• _What you should do_: Select from the data all lines with the word "this".

Source material Start Marker

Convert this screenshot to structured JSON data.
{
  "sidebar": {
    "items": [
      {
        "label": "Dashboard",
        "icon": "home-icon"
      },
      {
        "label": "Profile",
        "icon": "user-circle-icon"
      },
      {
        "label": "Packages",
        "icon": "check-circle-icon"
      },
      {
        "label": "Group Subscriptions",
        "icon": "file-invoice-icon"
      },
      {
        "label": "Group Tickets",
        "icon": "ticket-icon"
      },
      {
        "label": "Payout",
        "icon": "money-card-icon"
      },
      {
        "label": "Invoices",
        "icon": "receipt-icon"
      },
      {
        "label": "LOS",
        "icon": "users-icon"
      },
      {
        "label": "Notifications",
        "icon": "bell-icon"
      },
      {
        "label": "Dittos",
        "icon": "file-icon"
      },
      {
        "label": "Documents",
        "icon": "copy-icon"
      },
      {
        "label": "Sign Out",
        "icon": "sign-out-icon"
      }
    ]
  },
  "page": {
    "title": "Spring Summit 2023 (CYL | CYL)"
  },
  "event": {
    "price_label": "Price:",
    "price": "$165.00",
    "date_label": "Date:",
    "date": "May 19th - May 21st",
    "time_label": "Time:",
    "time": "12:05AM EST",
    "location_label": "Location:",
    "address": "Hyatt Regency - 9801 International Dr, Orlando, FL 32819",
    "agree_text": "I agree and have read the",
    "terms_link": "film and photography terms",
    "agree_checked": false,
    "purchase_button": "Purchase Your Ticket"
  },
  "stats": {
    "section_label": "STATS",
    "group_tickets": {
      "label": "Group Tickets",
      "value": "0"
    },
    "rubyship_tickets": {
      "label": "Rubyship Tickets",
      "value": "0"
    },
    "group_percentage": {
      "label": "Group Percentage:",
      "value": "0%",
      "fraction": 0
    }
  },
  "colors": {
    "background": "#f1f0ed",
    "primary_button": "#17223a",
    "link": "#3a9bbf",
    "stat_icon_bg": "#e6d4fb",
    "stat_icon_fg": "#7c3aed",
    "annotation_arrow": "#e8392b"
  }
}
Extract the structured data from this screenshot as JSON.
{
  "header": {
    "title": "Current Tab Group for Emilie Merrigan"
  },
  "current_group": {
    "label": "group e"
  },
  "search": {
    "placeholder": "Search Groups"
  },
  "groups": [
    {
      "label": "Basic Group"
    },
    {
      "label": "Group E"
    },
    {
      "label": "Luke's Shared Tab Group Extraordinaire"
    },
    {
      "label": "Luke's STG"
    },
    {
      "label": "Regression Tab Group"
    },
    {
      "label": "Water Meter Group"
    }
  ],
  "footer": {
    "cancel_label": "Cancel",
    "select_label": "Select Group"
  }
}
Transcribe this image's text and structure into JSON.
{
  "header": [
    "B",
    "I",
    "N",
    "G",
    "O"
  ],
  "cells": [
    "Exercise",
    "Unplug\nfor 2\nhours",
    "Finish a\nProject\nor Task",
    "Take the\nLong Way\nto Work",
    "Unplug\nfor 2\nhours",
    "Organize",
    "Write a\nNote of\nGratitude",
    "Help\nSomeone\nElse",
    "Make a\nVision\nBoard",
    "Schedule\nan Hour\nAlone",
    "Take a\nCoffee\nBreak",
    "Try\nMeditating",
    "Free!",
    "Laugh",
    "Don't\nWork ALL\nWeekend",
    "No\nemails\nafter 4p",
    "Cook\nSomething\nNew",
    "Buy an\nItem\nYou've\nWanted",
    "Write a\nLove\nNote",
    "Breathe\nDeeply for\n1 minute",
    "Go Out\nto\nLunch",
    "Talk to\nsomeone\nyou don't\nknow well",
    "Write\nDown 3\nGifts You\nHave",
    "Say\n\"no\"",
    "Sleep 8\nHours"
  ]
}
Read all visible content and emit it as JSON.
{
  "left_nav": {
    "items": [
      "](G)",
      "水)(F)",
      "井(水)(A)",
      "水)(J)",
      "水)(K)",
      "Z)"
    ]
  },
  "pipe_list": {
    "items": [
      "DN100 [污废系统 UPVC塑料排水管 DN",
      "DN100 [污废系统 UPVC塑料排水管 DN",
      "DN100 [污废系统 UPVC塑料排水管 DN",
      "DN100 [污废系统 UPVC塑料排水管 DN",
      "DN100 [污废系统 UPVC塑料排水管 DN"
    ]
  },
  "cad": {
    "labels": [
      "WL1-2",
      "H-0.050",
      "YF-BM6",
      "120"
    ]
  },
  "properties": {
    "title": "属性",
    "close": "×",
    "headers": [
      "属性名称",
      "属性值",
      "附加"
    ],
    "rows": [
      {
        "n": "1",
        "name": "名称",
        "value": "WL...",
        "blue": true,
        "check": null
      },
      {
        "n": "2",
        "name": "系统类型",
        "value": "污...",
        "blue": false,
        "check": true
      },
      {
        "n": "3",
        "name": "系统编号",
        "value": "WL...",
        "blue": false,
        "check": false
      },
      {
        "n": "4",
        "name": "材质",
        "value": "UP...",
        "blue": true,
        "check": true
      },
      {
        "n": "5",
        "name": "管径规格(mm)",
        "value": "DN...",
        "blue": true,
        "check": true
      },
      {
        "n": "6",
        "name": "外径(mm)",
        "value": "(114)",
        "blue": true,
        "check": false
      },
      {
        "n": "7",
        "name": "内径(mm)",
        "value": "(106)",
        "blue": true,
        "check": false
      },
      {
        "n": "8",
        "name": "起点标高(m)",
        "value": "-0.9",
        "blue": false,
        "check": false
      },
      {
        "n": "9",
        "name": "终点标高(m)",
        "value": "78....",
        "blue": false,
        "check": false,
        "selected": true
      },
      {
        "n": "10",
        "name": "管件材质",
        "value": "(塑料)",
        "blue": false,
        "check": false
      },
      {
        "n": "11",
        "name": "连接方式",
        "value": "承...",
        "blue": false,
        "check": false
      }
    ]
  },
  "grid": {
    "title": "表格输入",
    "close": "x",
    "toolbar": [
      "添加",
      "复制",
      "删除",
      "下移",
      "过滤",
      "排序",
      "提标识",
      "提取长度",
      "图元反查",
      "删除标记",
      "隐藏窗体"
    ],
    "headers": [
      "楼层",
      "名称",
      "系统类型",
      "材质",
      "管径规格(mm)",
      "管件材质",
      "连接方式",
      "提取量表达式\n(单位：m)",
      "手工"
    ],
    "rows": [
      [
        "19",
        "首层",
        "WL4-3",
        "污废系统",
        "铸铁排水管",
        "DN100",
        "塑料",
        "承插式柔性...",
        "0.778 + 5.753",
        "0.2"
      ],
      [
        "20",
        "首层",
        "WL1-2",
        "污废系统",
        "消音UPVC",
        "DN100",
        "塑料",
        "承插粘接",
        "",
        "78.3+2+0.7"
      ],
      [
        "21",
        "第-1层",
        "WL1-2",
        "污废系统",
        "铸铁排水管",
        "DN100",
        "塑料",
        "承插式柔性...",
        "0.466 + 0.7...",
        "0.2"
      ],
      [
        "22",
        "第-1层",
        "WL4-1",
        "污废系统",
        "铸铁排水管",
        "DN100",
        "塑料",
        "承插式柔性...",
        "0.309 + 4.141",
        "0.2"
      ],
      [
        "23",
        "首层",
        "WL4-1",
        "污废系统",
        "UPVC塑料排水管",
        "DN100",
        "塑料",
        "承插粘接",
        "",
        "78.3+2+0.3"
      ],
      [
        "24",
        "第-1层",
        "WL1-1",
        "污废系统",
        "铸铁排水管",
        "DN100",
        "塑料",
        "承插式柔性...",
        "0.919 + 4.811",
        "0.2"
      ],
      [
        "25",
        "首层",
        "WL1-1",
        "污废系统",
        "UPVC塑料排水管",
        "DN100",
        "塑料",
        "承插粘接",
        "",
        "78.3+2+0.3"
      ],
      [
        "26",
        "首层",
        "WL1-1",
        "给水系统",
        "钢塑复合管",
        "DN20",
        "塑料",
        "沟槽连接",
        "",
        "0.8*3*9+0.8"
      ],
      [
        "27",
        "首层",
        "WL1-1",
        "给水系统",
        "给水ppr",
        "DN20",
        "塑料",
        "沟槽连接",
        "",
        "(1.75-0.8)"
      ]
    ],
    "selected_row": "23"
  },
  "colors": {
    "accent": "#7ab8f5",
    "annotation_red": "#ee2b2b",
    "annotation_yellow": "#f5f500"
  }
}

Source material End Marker

• _Answer below_:
Convert this screenshot to structured JSON data.
Extract the structured data from this screenshot as JSON.
Transcribe this image's text and structure into JSON.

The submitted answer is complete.